But the states still threatened to play spoilsport as they are reluctant to surrender their right to unilaterally change tax rates at the end of two rounds of meetings on Wednesday, one among the states and the other between the states and the Centre.
Among the significant compromises finance minister Pranab Mukherjee made was to accept the states’ November 2009 proposed GST, which involves a system of multiple tax slabs that would not include key items such as alcohol, petroleum products, electricity and real estate.
In January, the Centre had responded with a proposal seeking a single tax rate, a wide base that would include items such as alcohol and a common threshold for tax. The aim was to create a structure that would prevent politicians from using tax as a tool of patronage and remove the incentive for industry to arbitrage between different tax slabs.
Graphic: Ahmed Raza Khan/Mint
The idea behind the GST talks was to create a common market where costs would be lowered by allowing companies to offset tax paid on inputs and consumers would, unlike today, know the indirect tax rates. Under GST, tax will be levied and collected at the point of consumption.
“The finance minister’s speech is extremely encouraging. By coming out with the Central GST rate (10% standard, and 6% concessional for goods and 8% for services), he has fast-forwarded the whole GST initiative,” Pratik Jain, executive director (indirect tax) at audit and consulting firm KPMG, said in an emailed statement on the implications of the compromise.
Mukherjee’s formula envisages two separate rates for goods and another rate for services in the first year (2011-12). Subsequently, over the next two years, depending on tax collections, the tax rates will be both lowered and compressed to one rate: 16%.

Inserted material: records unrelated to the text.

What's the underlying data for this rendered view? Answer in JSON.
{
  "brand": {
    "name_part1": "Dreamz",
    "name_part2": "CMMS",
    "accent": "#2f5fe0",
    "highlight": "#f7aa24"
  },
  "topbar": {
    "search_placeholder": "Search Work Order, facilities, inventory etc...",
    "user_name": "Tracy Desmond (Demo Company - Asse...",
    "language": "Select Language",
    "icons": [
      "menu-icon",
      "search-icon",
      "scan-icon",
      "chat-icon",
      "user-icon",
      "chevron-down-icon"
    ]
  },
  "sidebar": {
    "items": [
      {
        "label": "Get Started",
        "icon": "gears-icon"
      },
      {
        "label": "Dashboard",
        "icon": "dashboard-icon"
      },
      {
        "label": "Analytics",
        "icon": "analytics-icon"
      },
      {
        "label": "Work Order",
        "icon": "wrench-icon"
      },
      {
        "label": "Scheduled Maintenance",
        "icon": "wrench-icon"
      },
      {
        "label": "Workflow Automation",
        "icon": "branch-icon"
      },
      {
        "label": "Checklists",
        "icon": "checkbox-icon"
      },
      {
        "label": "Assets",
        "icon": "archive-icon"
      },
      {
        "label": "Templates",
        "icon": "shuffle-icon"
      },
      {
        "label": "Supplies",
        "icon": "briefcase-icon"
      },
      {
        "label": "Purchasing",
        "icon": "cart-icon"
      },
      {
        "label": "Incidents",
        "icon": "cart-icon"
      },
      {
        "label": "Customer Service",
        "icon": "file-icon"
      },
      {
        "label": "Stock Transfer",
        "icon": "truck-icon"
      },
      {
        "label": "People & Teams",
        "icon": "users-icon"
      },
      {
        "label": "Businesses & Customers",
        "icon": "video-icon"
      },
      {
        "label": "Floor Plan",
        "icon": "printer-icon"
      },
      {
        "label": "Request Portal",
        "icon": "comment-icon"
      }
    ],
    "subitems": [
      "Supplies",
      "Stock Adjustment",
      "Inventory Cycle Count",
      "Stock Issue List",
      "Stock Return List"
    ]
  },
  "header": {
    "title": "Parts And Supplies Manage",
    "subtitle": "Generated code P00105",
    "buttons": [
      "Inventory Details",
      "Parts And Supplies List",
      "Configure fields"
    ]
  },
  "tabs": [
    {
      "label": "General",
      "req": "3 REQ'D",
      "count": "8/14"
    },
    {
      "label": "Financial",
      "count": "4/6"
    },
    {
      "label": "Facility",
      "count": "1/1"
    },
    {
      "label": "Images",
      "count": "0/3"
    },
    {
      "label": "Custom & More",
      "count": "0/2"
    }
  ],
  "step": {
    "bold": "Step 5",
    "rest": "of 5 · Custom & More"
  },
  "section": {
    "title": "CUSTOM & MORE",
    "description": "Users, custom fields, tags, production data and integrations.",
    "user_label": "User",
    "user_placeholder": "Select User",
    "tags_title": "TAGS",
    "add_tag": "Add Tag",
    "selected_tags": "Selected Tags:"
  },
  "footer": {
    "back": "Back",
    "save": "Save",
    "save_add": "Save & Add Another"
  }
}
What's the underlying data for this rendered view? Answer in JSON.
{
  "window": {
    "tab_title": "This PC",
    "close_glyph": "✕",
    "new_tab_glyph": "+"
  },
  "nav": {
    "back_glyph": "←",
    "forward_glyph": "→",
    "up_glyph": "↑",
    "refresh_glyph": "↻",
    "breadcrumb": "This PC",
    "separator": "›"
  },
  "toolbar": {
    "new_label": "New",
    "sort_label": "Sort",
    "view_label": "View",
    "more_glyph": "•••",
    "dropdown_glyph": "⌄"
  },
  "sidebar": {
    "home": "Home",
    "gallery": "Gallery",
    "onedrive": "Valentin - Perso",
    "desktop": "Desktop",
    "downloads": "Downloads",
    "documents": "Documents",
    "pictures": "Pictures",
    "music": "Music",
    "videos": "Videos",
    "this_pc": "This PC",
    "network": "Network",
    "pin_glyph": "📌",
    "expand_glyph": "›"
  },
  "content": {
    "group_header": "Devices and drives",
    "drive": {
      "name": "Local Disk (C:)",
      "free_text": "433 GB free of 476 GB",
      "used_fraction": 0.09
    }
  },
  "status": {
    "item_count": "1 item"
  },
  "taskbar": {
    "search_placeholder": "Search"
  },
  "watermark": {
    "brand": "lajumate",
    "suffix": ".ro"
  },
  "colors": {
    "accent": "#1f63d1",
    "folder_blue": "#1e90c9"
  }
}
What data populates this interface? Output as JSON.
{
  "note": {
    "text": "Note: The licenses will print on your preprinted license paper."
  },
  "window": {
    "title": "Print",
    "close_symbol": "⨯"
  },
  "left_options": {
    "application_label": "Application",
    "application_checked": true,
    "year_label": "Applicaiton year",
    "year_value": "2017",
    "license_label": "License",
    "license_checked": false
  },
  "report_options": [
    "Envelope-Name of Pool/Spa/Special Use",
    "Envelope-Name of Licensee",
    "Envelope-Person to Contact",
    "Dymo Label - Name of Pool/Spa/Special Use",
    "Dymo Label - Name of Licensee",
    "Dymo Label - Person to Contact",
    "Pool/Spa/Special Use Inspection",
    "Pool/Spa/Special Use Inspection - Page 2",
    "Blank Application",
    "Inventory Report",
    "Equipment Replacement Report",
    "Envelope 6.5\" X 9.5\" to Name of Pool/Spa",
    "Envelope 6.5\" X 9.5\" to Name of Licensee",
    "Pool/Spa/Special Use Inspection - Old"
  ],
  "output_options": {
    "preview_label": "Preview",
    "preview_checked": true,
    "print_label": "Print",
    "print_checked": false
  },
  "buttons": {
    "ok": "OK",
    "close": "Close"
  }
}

Two state finance ministers and a finance ministry official, who did not want to be named, said Mukherjee’s approach has been that it’s necessary to get even a flawed GST off the ground and improvements can be made later.
As a sweetener, Mukherjee also proposed open-ended compensation to states that suffer a slippage in revenue by switching to GST from the current value-added tax regime. The Centre has also offered to compensate states fully for revenue foregone by lowering the Central sales tax, said Asim Dasgupta, West Bengal’s finance minister and head of the states’ body.
“We seem to be much closer to GST now than many of us thought earlier,” Jain said.
The key hitch now is the question of states’ autonomy over taxation powers.
Mukherjee has ruled out a compromise in this aspect, said Raghavji (who uses one name), finance minister of Madhya Pradesh and V.S. Acharya, home minister of Karnataka.
The finance minister has also moved to create a team that will implement the technology backbone for GST. Nandan Nilekani, chairman of the Unique Identification Authority of India, has been asked to head a group of officials to oversee the task.